Insufficient sleep can affect your academics and health, including your decision-making, memory, and immune function. Although a nap can’t replace a good night’s sleep, one that’s well-timed can improve your mood and performance. Studies have shown an increase in alertness directly following a nap, which may last the day.
If you nap for longer than 20-30 minutes you can enter the REM (rapid eye movement) phase of sleep, and disrupting a REM cycle can lead to a more tired, zombie-like feeling.
Also, if you already have sleep problems, like difficulty staying asleep due to stress or a diagnosed sleep disorder, naps can contribute to inconsistent sleep habits.
- Nap between 1:00-4:00 p.m. to avoid interfering with nighttime sleep.
- Keep your nap to 20-30 minutes.
- Limit disruptions from external stimuli by using earplugs or an eye mask.
- Assess your sleep habits to decrease the need for a routine nap.
Did You Know?
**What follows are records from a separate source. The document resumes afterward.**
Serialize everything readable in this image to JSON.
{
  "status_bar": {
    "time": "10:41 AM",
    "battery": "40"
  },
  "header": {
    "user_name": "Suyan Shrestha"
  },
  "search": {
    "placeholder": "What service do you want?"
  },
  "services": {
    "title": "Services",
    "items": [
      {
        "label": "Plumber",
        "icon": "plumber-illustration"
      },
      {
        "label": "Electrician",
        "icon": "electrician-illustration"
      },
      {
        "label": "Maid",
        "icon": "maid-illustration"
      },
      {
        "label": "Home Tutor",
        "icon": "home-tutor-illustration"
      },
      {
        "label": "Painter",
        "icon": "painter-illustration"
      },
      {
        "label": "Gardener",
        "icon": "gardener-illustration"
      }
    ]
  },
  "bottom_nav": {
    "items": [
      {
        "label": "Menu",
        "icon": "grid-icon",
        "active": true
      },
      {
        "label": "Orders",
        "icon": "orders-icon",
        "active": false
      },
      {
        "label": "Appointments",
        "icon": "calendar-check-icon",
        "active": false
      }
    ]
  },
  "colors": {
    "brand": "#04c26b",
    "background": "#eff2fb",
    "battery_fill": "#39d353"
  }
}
The National Sleep Foundation has identified three different categories of naps:
Planned napping (also known as preparatory napping): Taking a nap preemptively, prior to feeling sleepy. This technique is best if you know you’ll be up late.
Emergency napping: When extreme tiredness sneaks up, this type of nap can be used to prevent risks, such as driving while drowsy.
Habitual napping: Taking a nap at the same time each day, such as for young children or the siesta in some cultures.